• **Work to complete**: Only the text is wanted; write out each record below exactly and exclude all pictures.
**** Extracted records ****
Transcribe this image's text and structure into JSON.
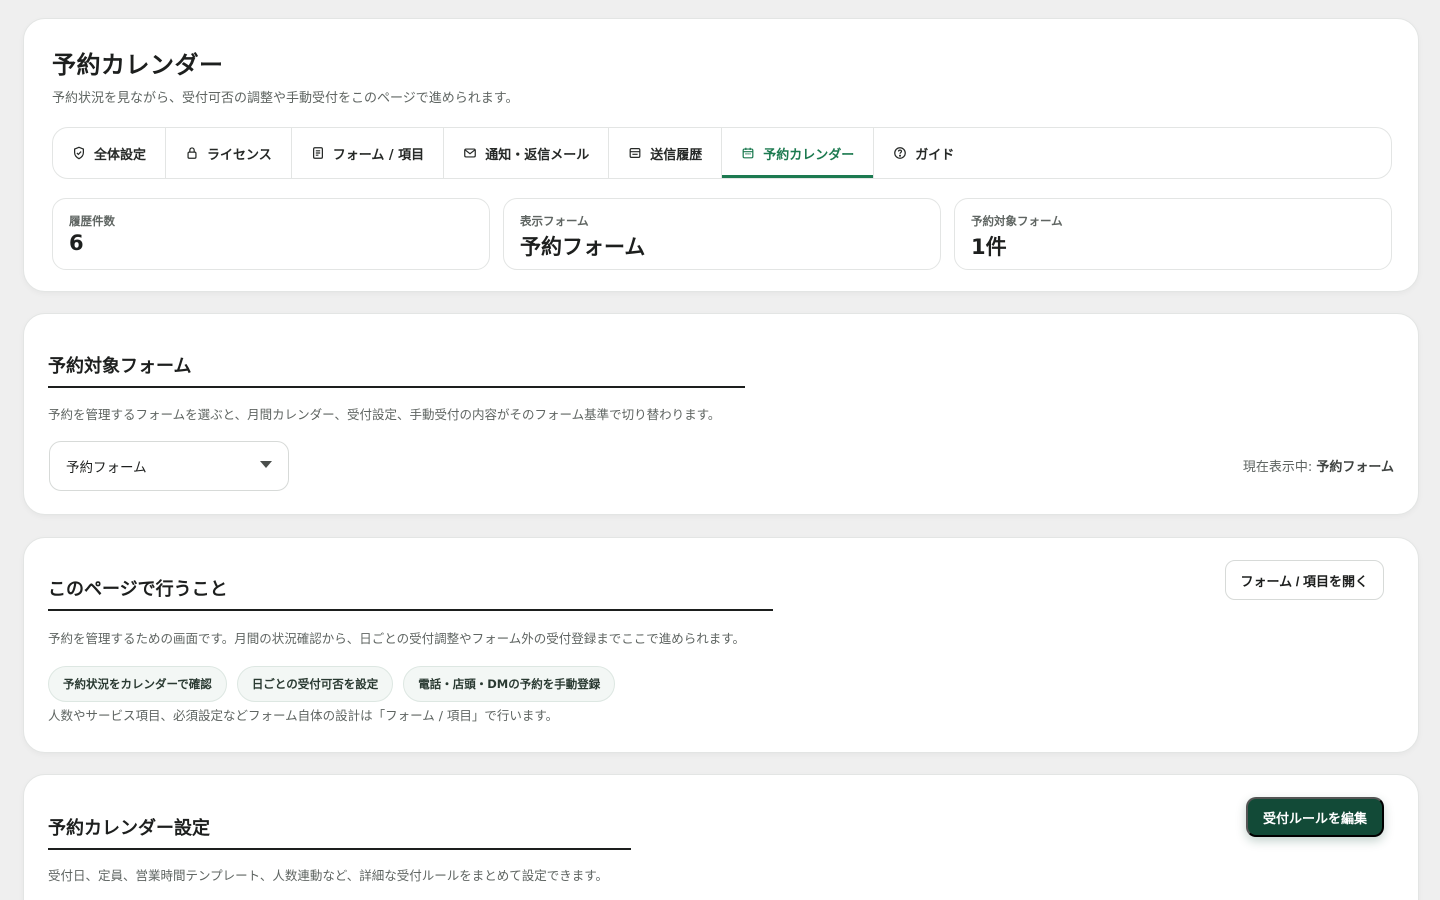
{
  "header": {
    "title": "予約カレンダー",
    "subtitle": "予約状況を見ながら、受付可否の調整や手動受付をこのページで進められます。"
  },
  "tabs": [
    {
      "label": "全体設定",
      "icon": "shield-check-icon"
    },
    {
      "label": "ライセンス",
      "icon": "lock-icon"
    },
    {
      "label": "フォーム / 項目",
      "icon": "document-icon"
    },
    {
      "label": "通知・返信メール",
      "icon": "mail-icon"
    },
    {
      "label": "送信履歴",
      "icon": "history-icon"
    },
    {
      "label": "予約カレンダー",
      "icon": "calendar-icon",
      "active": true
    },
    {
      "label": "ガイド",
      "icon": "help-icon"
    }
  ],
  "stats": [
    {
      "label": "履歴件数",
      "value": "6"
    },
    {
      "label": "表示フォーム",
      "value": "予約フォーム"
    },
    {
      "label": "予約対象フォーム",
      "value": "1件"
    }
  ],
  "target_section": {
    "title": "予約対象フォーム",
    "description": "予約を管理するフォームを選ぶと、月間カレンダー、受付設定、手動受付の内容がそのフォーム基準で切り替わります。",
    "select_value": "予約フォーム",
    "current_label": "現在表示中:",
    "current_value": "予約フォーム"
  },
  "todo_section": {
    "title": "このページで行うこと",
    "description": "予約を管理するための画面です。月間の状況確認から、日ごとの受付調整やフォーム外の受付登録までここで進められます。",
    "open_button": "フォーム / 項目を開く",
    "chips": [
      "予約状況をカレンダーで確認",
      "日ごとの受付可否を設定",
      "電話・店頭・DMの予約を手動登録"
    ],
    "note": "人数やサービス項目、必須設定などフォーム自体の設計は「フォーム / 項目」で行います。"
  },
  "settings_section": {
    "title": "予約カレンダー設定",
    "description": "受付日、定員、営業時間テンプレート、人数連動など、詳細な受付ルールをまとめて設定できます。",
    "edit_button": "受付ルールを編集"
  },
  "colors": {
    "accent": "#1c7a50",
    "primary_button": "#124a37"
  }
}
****
• **Task solution**:
Transcribe this image's text and structure into JSON.
{
  "header": {
    "title": "予約カレンダー",
    "subtitle": "予約状況を見ながら、受付可否の調整や手動受付をこのページで進められます。"
  },
  "tabs": [
    {
      "label": "全体設定",
      "icon": "shield-check-icon"
    },
    {
      "label": "ライセンス",
      "icon": "lock-icon"
    },
    {
      "label": "フォーム / 項目",
      "icon": "document-icon"
    },
    {
      "label": "通知・返信メール",
      "icon": "mail-icon"
    },
    {
      "label": "送信履歴",
      "icon": "history-icon"
    },
    {
      "label": "予約カレンダー",
      "icon": "calendar-icon",
      "active": true
    },
    {
      "label": "ガイド",
      "icon": "help-icon"
    }
  ],
  "stats": [
    {
      "label": "履歴件数",
      "value": "6"
    },
    {
      "label": "表示フォーム",
      "value": "予約フォーム"
    },
    {
      "label": "予約対象フォーム",
      "value": "1件"
    }
  ],
  "target_section": {
    "title": "予約対象フォーム",
    "description": "予約を管理するフォームを選ぶと、月間カレンダー、受付設定、手動受付の内容がそのフォーム基準で切り替わります。",
    "select_value": "予約フォーム",
    "current_label": "現在表示中:",
    "current_value": "予約フォーム"
  },
  "todo_section": {
    "title": "このページで行うこと",
    "description": "予約を管理するための画面です。月間の状況確認から、日ごとの受付調整やフォーム外の受付登録までここで進められます。",
    "open_button": "フォーム / 項目を開く",
    "chips": [
      "予約状況をカレンダーで確認",
      "日ごとの受付可否を設定",
      "電話・店頭・DMの予約を手動登録"
    ],
    "note": "人数やサービス項目、必須設定などフォーム自体の設計は「フォーム / 項目」で行います。"
  },
  "settings_section": {
    "title": "予約カレンダー設定",
    "description": "受付日、定員、営業時間テンプレート、人数連動など、詳細な受付ルールをまとめて設定できます。",
    "edit_button": "受付ルールを編集"
  },
  "colors": {
    "accent": "#1c7a50",
    "primary_button": "#124a37"
  }
}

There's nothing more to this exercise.